THE ANNOUNCEMENT that the UK must stump up a further €2.1bn (£1.7bn) to finance the EU’s ballooning budget has understandably caused outrage. Not only does this demand appear to punish Britain’s relative economic success, while France and Germany are rewarded with handouts, but with Greece and Cyprus also asked to pay more, a political farce has been turned into an existential absurdity.
The truth, of course, is significantly different from the political outrage being inflated by the Prime Minister’s fury, for the additional bill is a correction to Britain understating its Gross National Income (GNI) over more than a decade. But while the €2.1bn bill may be a one-off adjustment, it is no better for that. It underscores how the UK’s net contribution to the EU has been climbing steadily, and the trend is set to continue. The ONS Pink Book shows that, back in 2002, Britain’s net payment to the EU was only £2.9bn. This had climbed to £11.3bn in 2013, rising £2.7bn alone last year. And that’s before the latest surcharge.
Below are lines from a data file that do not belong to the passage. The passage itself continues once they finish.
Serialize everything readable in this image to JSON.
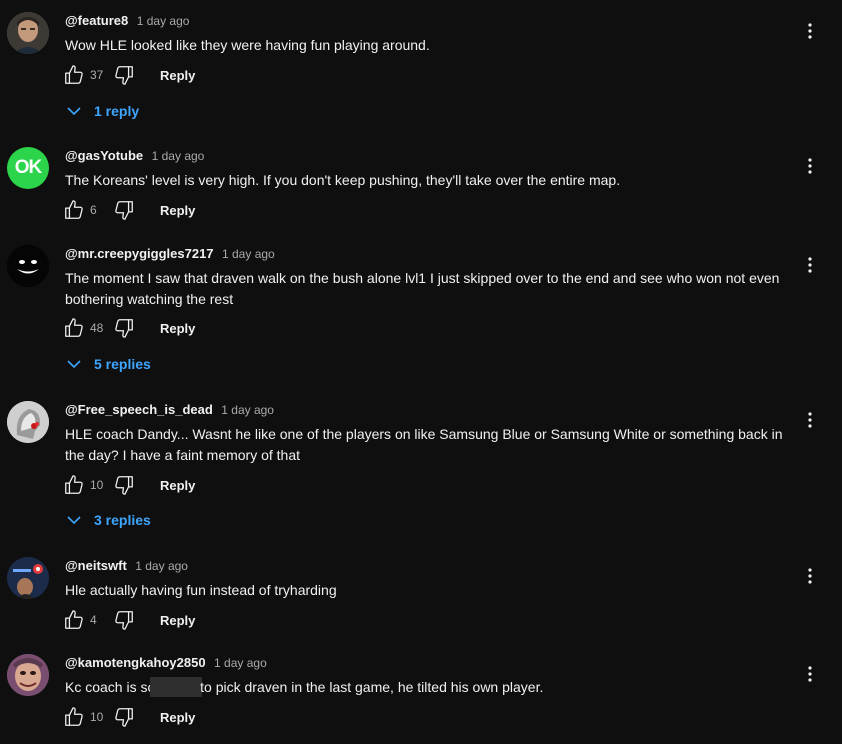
{
  "colors": {
    "background": "#0f0f0f",
    "link": "#3ea6ff",
    "muted": "#aaaaaa",
    "text": "#f1f1f1"
  },
  "icons": {
    "like": "thumb-up-icon",
    "dislike": "thumb-down-icon",
    "more": "more-vert-icon",
    "expand": "chevron-down-icon"
  },
  "reply_label": "Reply",
  "comments": [
    {
      "handle": "@feature8",
      "time": "1 day ago",
      "text": "Wow HLE looked like they were having fun playing around.",
      "likes": "37",
      "replies": "1 reply"
    },
    {
      "handle": "@gasYotube",
      "time": "1 day ago",
      "text": "The Koreans' level is very high. If you don't keep pushing, they'll take over the entire map.",
      "likes": "6",
      "avatar_text": "OK"
    },
    {
      "handle": "@mr.creepygiggles7217",
      "time": "1 day ago",
      "text": "The moment I saw that draven walk on the bush alone lvl1 I just skipped over to the end and see who won not even bothering watching the rest",
      "likes": "48",
      "replies": "5 replies"
    },
    {
      "handle": "@Free_speech_is_dead",
      "time": "1 day ago",
      "text": "HLE coach Dandy... Wasnt he like one of the players on like Samsung Blue or Samsung White or something back in the day? I have a faint memory of that",
      "likes": "10",
      "replies": "3 replies"
    },
    {
      "handle": "@neitswft",
      "time": "1 day ago",
      "text": "Hle actually having fun instead of tryharding",
      "likes": "4"
    },
    {
      "handle": "@kamotengkahoy2850",
      "time": "1 day ago",
      "text_before": "Kc coach is so",
      "text_after": " to pick draven in the last game, he tilted his own player.",
      "likes": "10"
    }
  ]
}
The fundamental point is that EU membership is far more expensive than we once thought – costing £200m a year extra over the last 10 years. Compare this with Switzerland, which pays just £150m a year to access the Single Market. And this doesn’t even account for the other, often unseen, costs of membership that the UK faces. Campaign group Business for Britain revealed last month that 1,139 new business regulations were passed by Brussels in the last year.
But while everyone has been getting worked up by the apparently uncontrollable rising cost of the EU, UK MEP Dan Hannan has been preparing with others an alternative – a free trade area across Europe, modelled on the North American Free Trade Agreement (NAFTA) or the Association of Southeast Asian Nations (ASEAN). At meetings across the continent, starting at Messina in Italy where the European project was born in 1955, Hannan has been beavering away on proposals for a new organisation that the UK and others could join – stretching from Iceland and the Faroes to Turkey and Armenia. Speaking yesterday at a conference on the Future of Europe hosted by Global Britain, Hannan explained that it would have all the benefits of free trade, with open markets, but none of the downsides of heavy-handed political interference and those regulations that are a huge burden to British business.
It would take us back to what the UK signed up to in 1975 – a free trade community – while offering the additional advantage that countries could then go and make their own free trade agreements with the US, the Commonwealth, and China (like the Swiss have already). Neighbours of the new European free trade area – like Morocco and Israel – could apply to join with ease, as there would be no heavy political dimension to cause lengthy negotiating delays.
Attractively, without an unaccountable bureaucracy and countless dysfunctional subsidies through transfers such as the Common Agricultural Policy and regional funds, the organisation’s overheads and consequent membership costs would be considerably lower.
There are good reasons to suppose that this is workable. Supporters of the EU talk as if removing the UK from its undemocratic and costly tentacles would bring economic isolation. The reverse is more likely. While some 3m British jobs may be connected to our trade with the EU, there are also some 5m EU jobs connected to its trade with the UK. We are the EU’s biggest and best customer and the chief executives of EU businesses will be banging politicians’ heads together saying it has to stay that way. The prospect of trade barriers is consequently zero.
It’s not as if the US, Australia, India and China face huge obstacles to trade with the Single Market. And while Switzerland is obliged to meet EU standards when it trades with Member States, it is free to apply its own laws for any other commerce.
London’s strength, indeed the UK’s strength, has always been its willingness to look beyond the immediate horizon and trade with the rest of the world. Having a narrower vision, with all trade viewed through the prism of the EU, is holding us back. It is no surprise that respected economist and forecaster Dr Gerard Lyons recently advised the mayor of London that leaving would be better for the capital than remaining in an unreformed EU.
Hannan’s proposal, when it is finalised, could well provide the positive alternative an outward-looking Britain requires.